IF YOU EVACUATE: Assemble at least 150 feet from the building, on the north side of 55th Street, closer to 2nd or 3rd avenues. Do not block the Fire Department’s access to the residence hall. Maintain absolute silence so instructions can be heard. Wait until the appropriate officials indicate that you can re-enter the building.
All alarms will sound building-wide. Listen for notice of where the alarm is coming from and who should evacuate.
IF YOU EVACUATE: Assemble on 6th Street toward 2nd Avenue. Do not block the Fire Department’s access to the residence hall. Maintain absolute silence so instructions can be heard. Wait until the appropriate officials indicate that you can re-enter the building.
Cooper Square is equipped with a fire alarm system with varying alarms and tones which are used to alert residents and building staff of the location of the fire.
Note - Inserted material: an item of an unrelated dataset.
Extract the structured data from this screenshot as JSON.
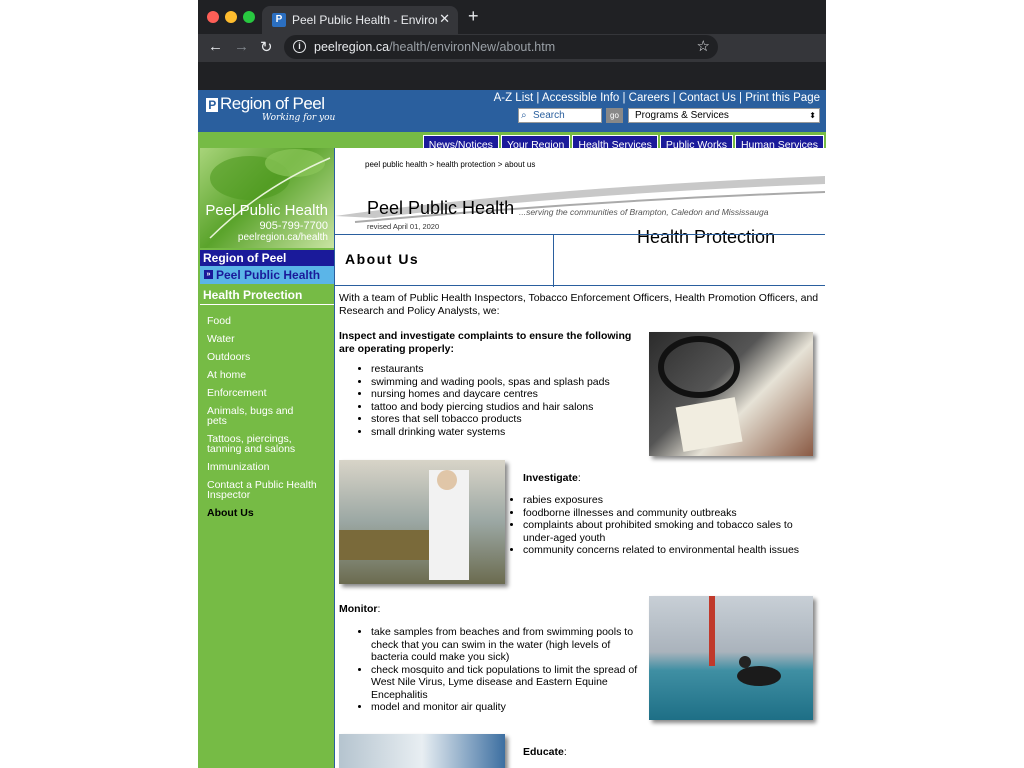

Each suite contains a soundbox in the common area which is connected to the PA system. In the event of a building-wide alarm, please locate the soundbox in your common area and listen carefully to the directions given by security personnel.
Building Wide Alarms
Evacuation alarm: A signal (slow whooping sound; in ADA suites, there are strobe lights) that comes from the soundbox located in the common room and indicates that there is a fire condition on your floor, the floor above, or the floor below. You must evacuate.
Alert tone: A signal in the hallway soundboxes which is used to alert the building personnel that there is a fire within the building. This is not an evacuation tone.
Additionally, there is a carbon dioxide and carbon monoxide detector in each bedroom and common area. When this signals, it means that there is smoke or carbon monoxide within the room, and it will only ring within that suite.
CO2 alarm: A signal which comes from the smoke detector in you room, which is indicated by three long alarms.
CO alarm: A signal which comes from the smoke detector in your room, which is indicated by three short alarms.
For either Local Alarm:
If it is a non-emergency alarm (burnt food, popcorn, etc):
-Correct the condition (open windows to vent smoke, turn off stove remove pot/pan from heat source, etc.).
- DO NOT keep the suite door open - smoke that escapes into the hall can trip the smoke detectors there which will initiate an FDNY response and floor evacuations.
- Security will respond to your room to assess the situation and ensure everyone is safe.
If it is a fire: Follow instructions above for : “IF A FIRE IS IN YOUR APARTMENT SUITE” and evacuate safely.